## Problem to work on
Copy out each line below exactly as written.

## Extracted data
━━━━━━━━━━━━━━━━━━━━

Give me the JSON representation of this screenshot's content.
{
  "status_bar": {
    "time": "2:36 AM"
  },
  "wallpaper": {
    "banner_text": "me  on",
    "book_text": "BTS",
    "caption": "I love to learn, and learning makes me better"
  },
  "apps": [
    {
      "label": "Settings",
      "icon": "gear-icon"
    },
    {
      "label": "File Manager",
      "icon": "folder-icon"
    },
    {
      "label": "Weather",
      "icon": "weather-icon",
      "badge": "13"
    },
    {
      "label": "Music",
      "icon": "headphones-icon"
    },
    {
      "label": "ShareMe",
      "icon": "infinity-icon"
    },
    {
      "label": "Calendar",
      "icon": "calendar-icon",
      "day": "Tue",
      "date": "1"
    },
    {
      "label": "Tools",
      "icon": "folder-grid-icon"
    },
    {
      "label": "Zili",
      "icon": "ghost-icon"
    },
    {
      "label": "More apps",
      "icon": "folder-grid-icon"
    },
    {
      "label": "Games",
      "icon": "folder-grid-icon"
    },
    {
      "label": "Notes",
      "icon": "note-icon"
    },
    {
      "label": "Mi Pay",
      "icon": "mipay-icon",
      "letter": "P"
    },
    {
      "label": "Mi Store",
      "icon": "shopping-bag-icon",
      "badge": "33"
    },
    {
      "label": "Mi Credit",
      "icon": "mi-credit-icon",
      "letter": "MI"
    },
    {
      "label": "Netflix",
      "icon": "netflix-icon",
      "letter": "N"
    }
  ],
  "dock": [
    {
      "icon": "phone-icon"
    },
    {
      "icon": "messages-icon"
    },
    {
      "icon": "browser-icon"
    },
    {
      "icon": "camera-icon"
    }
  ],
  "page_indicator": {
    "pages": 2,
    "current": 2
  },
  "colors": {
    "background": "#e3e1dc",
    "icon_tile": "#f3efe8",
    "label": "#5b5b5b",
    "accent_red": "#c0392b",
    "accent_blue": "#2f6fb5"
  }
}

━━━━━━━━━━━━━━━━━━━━

## Worked solution
Give me the JSON representation of this screenshot's content.
{
  "status_bar": {
    "time": "2:36 AM"
  },
  "wallpaper": {
    "banner_text": "me  on",
    "book_text": "BTS",
    "caption": "I love to learn, and learning makes me better"
  },
  "apps": [
    {
      "label": "Settings",
      "icon": "gear-icon"
    },
    {
      "label": "File Manager",
      "icon": "folder-icon"
    },
    {
      "label": "Weather",
      "icon": "weather-icon",
      "badge": "13"
    },
    {
      "label": "Music",
      "icon": "headphones-icon"
    },
    {
      "label": "ShareMe",
      "icon": "infinity-icon"
    },
    {
      "label": "Calendar",
      "icon": "calendar-icon",
      "day": "Tue",
      "date": "1"
    },
    {
      "label": "Tools",
      "icon": "folder-grid-icon"
    },
    {
      "label": "Zili",
      "icon": "ghost-icon"
    },
    {
      "label": "More apps",
      "icon": "folder-grid-icon"
    },
    {
      "label": "Games",
      "icon": "folder-grid-icon"
    },
    {
      "label": "Notes",
      "icon": "note-icon"
    },
    {
      "label": "Mi Pay",
      "icon": "mipay-icon",
      "letter": "P"
    },
    {
      "label": "Mi Store",
      "icon": "shopping-bag-icon",
      "badge": "33"
    },
    {
      "label": "Mi Credit",
      "icon": "mi-credit-icon",
      "letter": "MI"
    },
    {
      "label": "Netflix",
      "icon": "netflix-icon",
      "letter": "N"
    }
  ],
  "dock": [
    {
      "icon": "phone-icon"
    },
    {
      "icon": "messages-icon"
    },
    {
      "icon": "browser-icon"
    },
    {
      "icon": "camera-icon"
    }
  ],
  "page_indicator": {
    "pages": 2,
    "current": 2
  },
  "colors": {
    "background": "#e3e1dc",
    "icon_tile": "#f3efe8",
    "label": "#5b5b5b",
    "accent_red": "#c0392b",
    "accent_blue": "#2f6fb5"
  }
}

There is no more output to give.